### Exercise prompt:
Your task is to count the lines of the records that contain "price". Answer with the number and nothing else.
── Exercise material
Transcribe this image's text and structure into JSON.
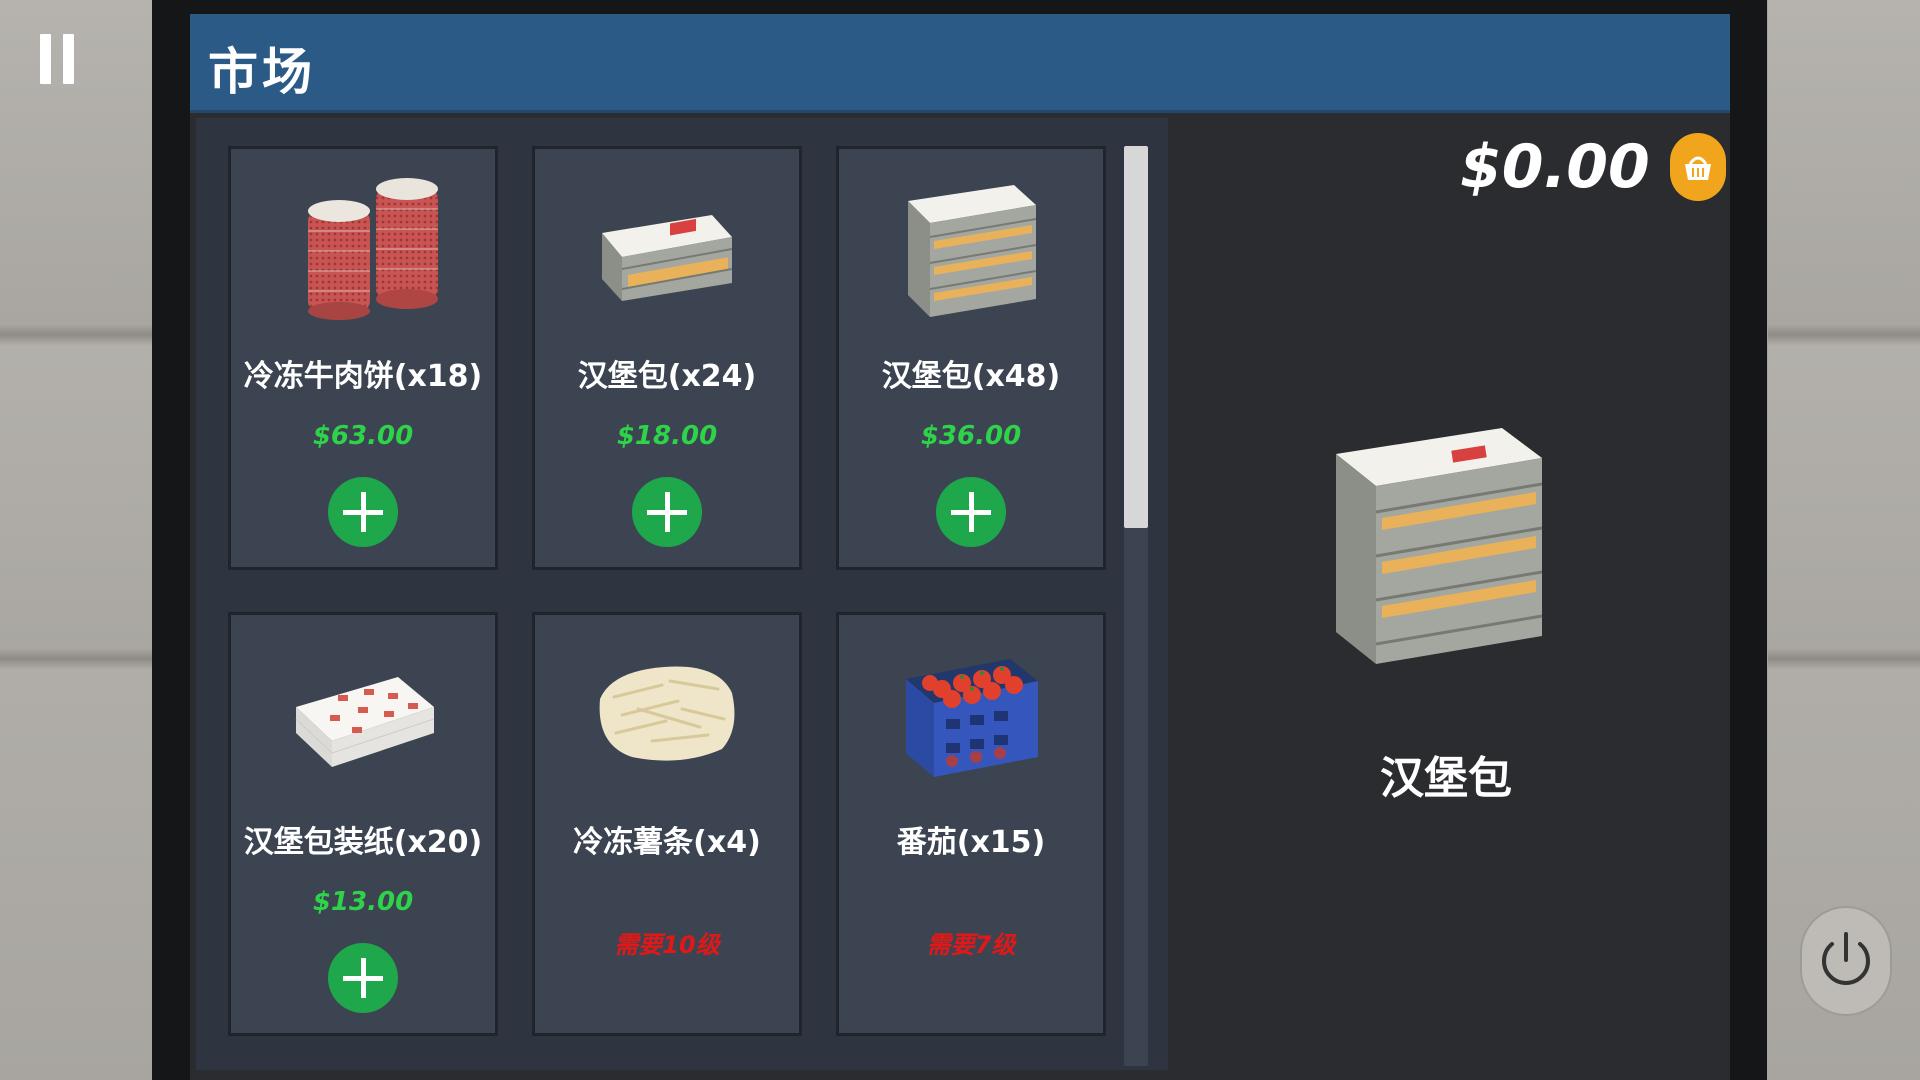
{
  "hud": {
    "pause_icon": "pause-icon"
  },
  "market": {
    "title": "市场",
    "balance": "$0.00",
    "cart_icon": "basket-icon",
    "items": [
      {
        "name": "冷冻牛肉饼(x18)",
        "price": "$63.00",
        "icon": "beef-patty-stack-icon"
      },
      {
        "name": "汉堡包(x24)",
        "price": "$18.00",
        "icon": "bun-crate-small-icon"
      },
      {
        "name": "汉堡包(x48)",
        "price": "$36.00",
        "icon": "bun-crate-large-icon"
      },
      {
        "name": "汉堡包装纸(x20)",
        "price": "$13.00",
        "icon": "wrapping-paper-icon"
      },
      {
        "name": "冷冻薯条(x4)",
        "requirement": "需要10级",
        "icon": "fries-bag-icon"
      },
      {
        "name": "番茄(x15)",
        "requirement": "需要7级",
        "icon": "tomato-crate-icon"
      }
    ],
    "preview": {
      "name": "汉堡包",
      "icon": "bun-crate-large-icon"
    }
  },
  "power_icon": "power-icon",
  "colors": {
    "header": "#2c5a87",
    "price": "#2ed34a",
    "locked": "#e11818",
    "add_button": "#1fa74b",
    "basket": "#f1a51c"
  }
}
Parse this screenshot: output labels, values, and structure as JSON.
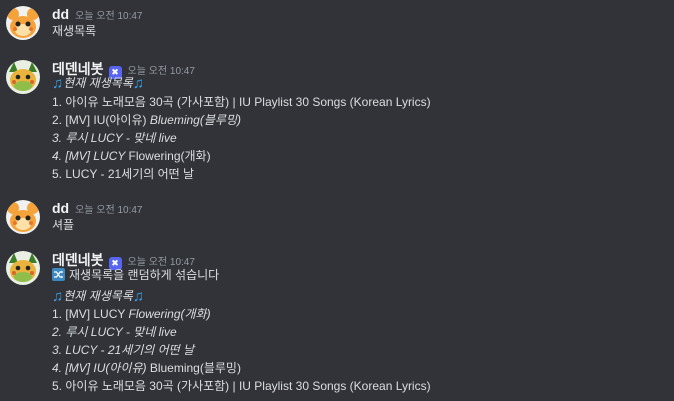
{
  "messages": [
    {
      "author": "dd",
      "timestamp": "오늘 오전 10:47",
      "text": "재생목록"
    },
    {
      "author": "데덴네봇",
      "bot_badge": "✖",
      "timestamp": "오늘 오전 10:47",
      "heading_icon": "♫",
      "heading": "현재 재생목록",
      "tracks": [
        {
          "num": "1.",
          "title": "아이유 노래모음 30곡 (가사포함) | IU Playlist 30 Songs (Korean Lyrics)"
        },
        {
          "num": "2.",
          "title_a": "[MV] IU(아이유)",
          "title_b": "Blueming(블루밍)"
        },
        {
          "num": "3.",
          "title": "루시 LUCY - 맞네 live"
        },
        {
          "num": "4.",
          "title_a": "[MV] LUCY",
          "title_b": "Flowering(개화)"
        },
        {
          "num": "5.",
          "title": "LUCY - 21세기의 어떤 날"
        }
      ]
    },
    {
      "author": "dd",
      "timestamp": "오늘 오전 10:47",
      "text": "셔플"
    },
    {
      "author": "데덴네봇",
      "bot_badge": "✖",
      "timestamp": "오늘 오전 10:47",
      "shuffle_icon": "shuffle-icon",
      "shuffle_text": "재생목록을 랜덤하게 섞습니다",
      "heading_icon": "♫",
      "heading": "현재 재생목록",
      "tracks": [
        {
          "num": "1.",
          "title_a": "[MV] LUCY",
          "title_b": "Flowering(개화)"
        },
        {
          "num": "2.",
          "title": "루시 LUCY - 맞네 live"
        },
        {
          "num": "3.",
          "title": "LUCY - 21세기의 어떤 날"
        },
        {
          "num": "4.",
          "title_a": "[MV] IU(아이유)",
          "title_b": "Blueming(블루밍)"
        },
        {
          "num": "5.",
          "title": "아이유 노래모음 30곡 (가사포함) | IU Playlist 30 Songs (Korean Lyrics)"
        }
      ]
    }
  ],
  "colors": {
    "background": "#313338",
    "username": "#f2f3f5",
    "text": "#dbdee1",
    "timestamp": "#949ba4",
    "bot_badge": "#5865f2",
    "note": "#3b9de5"
  },
  "icons": {
    "user_avatar": "dedenne-avatar-icon",
    "bot_avatar": "dedenne-bot-avatar-icon",
    "heading": "musical-notes-icon",
    "shuffle": "shuffle-icon"
  }
}
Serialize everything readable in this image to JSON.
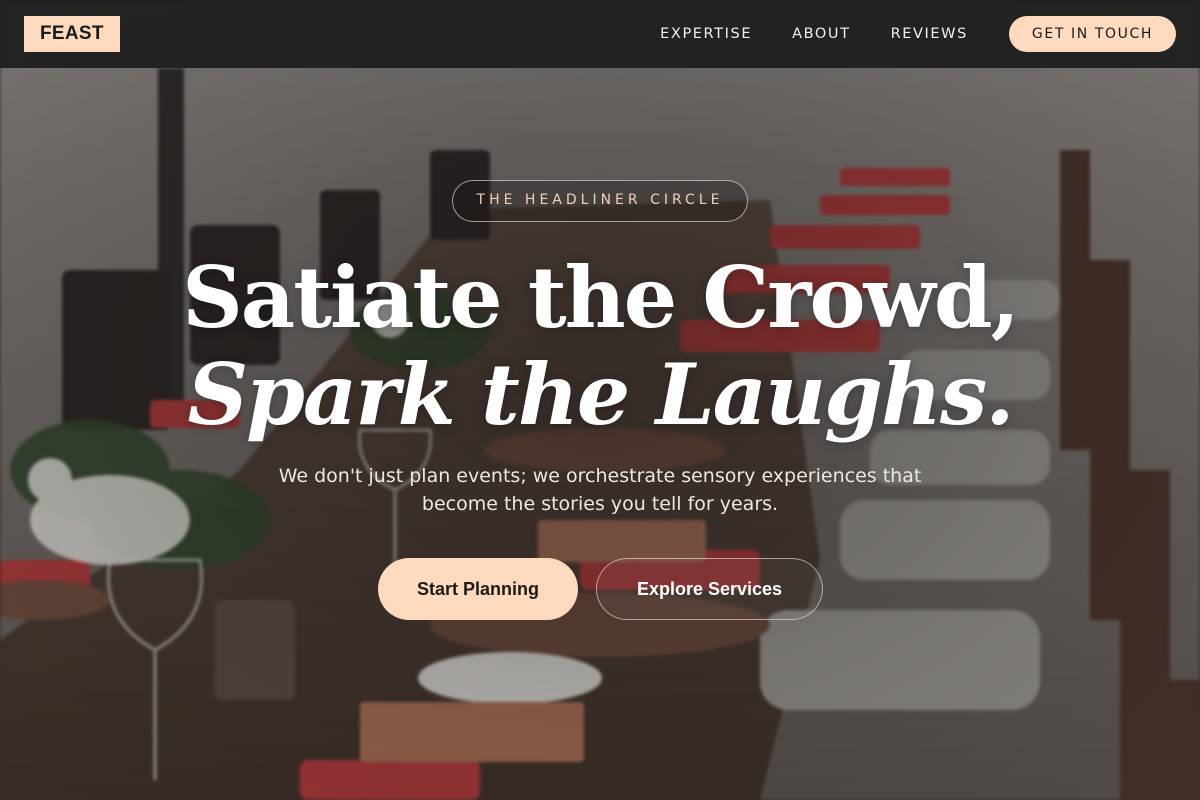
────
### Exercise result:
5